▶ **Task statement**
The answer is the full listing below, copied exactly, with its pictures omitted.

▶ **Data for review**
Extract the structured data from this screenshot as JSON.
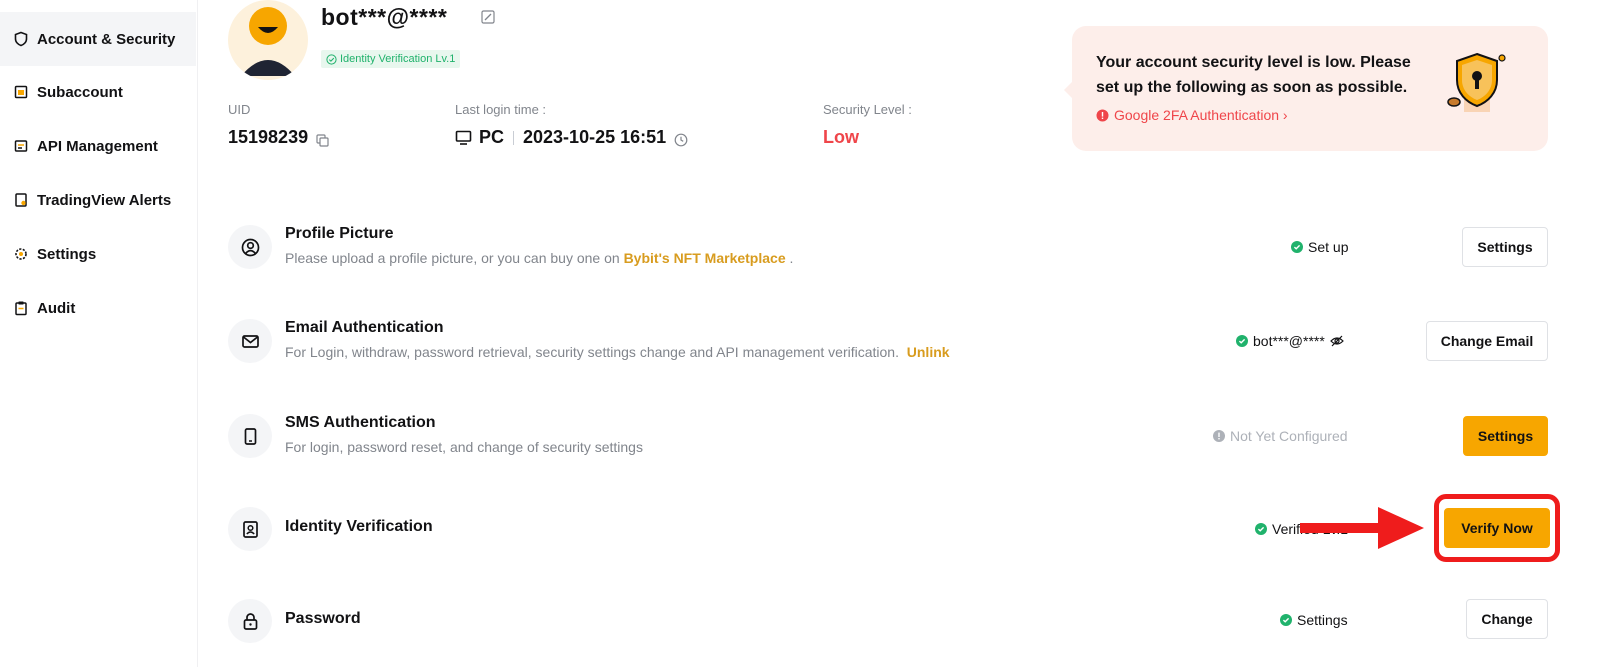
{
  "sidebar": {
    "items": [
      {
        "label": "Account & Security",
        "icon": "shield-icon",
        "active": true
      },
      {
        "label": "Subaccount",
        "icon": "subaccount-icon"
      },
      {
        "label": "API Management",
        "icon": "api-icon"
      },
      {
        "label": "TradingView Alerts",
        "icon": "alert-doc-icon"
      },
      {
        "label": "Settings",
        "icon": "gear-icon"
      },
      {
        "label": "Audit",
        "icon": "clipboard-icon"
      }
    ]
  },
  "profile": {
    "username": "bot***@****",
    "verification_badge": "Identity Verification Lv.1",
    "uid_label": "UID",
    "uid": "15198239",
    "last_login_label": "Last login time :",
    "last_login_device": "PC",
    "last_login_time": "2023-10-25 16:51",
    "security_level_label": "Security Level :",
    "security_level": "Low"
  },
  "alert": {
    "message": "Your account security level is low. Please set up the following as soon as possible.",
    "link": "Google 2FA Authentication ›"
  },
  "rows": [
    {
      "title": "Profile Picture",
      "desc": "Please upload a profile picture, or you can buy one on ",
      "desc_link": "Bybit's NFT Marketplace",
      "desc_suffix": " .",
      "status": "Set up",
      "button": "Settings"
    },
    {
      "title": "Email Authentication",
      "desc": "For Login, withdraw, password retrieval, security settings change and API management verification.",
      "desc_link": "Unlink",
      "status": "bot***@****",
      "button": "Change Email"
    },
    {
      "title": "SMS Authentication",
      "desc": "For login, password reset, and change of security settings",
      "status": "Not Yet Configured",
      "button": "Settings"
    },
    {
      "title": "Identity Verification",
      "status": "Verified Lv.1",
      "button": "Verify Now"
    },
    {
      "title": "Password",
      "status": "Settings",
      "button": "Change"
    }
  ],
  "colors": {
    "accent": "#f7a600",
    "success": "#20b26c",
    "danger": "#ef454a",
    "link": "#d89c1f",
    "annotation": "#ef1c1c"
  }
}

▶ **Expected answer**
Extract the structured data from this screenshot as JSON.
{
  "sidebar": {
    "items": [
      {
        "label": "Account & Security",
        "icon": "shield-icon",
        "active": true
      },
      {
        "label": "Subaccount",
        "icon": "subaccount-icon"
      },
      {
        "label": "API Management",
        "icon": "api-icon"
      },
      {
        "label": "TradingView Alerts",
        "icon": "alert-doc-icon"
      },
      {
        "label": "Settings",
        "icon": "gear-icon"
      },
      {
        "label": "Audit",
        "icon": "clipboard-icon"
      }
    ]
  },
  "profile": {
    "username": "bot***@****",
    "verification_badge": "Identity Verification Lv.1",
    "uid_label": "UID",
    "uid": "15198239",
    "last_login_label": "Last login time :",
    "last_login_device": "PC",
    "last_login_time": "2023-10-25 16:51",
    "security_level_label": "Security Level :",
    "security_level": "Low"
  },
  "alert": {
    "message": "Your account security level is low. Please set up the following as soon as possible.",
    "link": "Google 2FA Authentication ›"
  },
  "rows": [
    {
      "title": "Profile Picture",
      "desc": "Please upload a profile picture, or you can buy one on ",
      "desc_link": "Bybit's NFT Marketplace",
      "desc_suffix": " .",
      "status": "Set up",
      "button": "Settings"
    },
    {
      "title": "Email Authentication",
      "desc": "For Login, withdraw, password retrieval, security settings change and API management verification.",
      "desc_link": "Unlink",
      "status": "bot***@****",
      "button": "Change Email"
    },
    {
      "title": "SMS Authentication",
      "desc": "For login, password reset, and change of security settings",
      "status": "Not Yet Configured",
      "button": "Settings"
    },
    {
      "title": "Identity Verification",
      "status": "Verified Lv.1",
      "button": "Verify Now"
    },
    {
      "title": "Password",
      "status": "Settings",
      "button": "Change"
    }
  ],
  "colors": {
    "accent": "#f7a600",
    "success": "#20b26c",
    "danger": "#ef454a",
    "link": "#d89c1f",
    "annotation": "#ef1c1c"
  }
}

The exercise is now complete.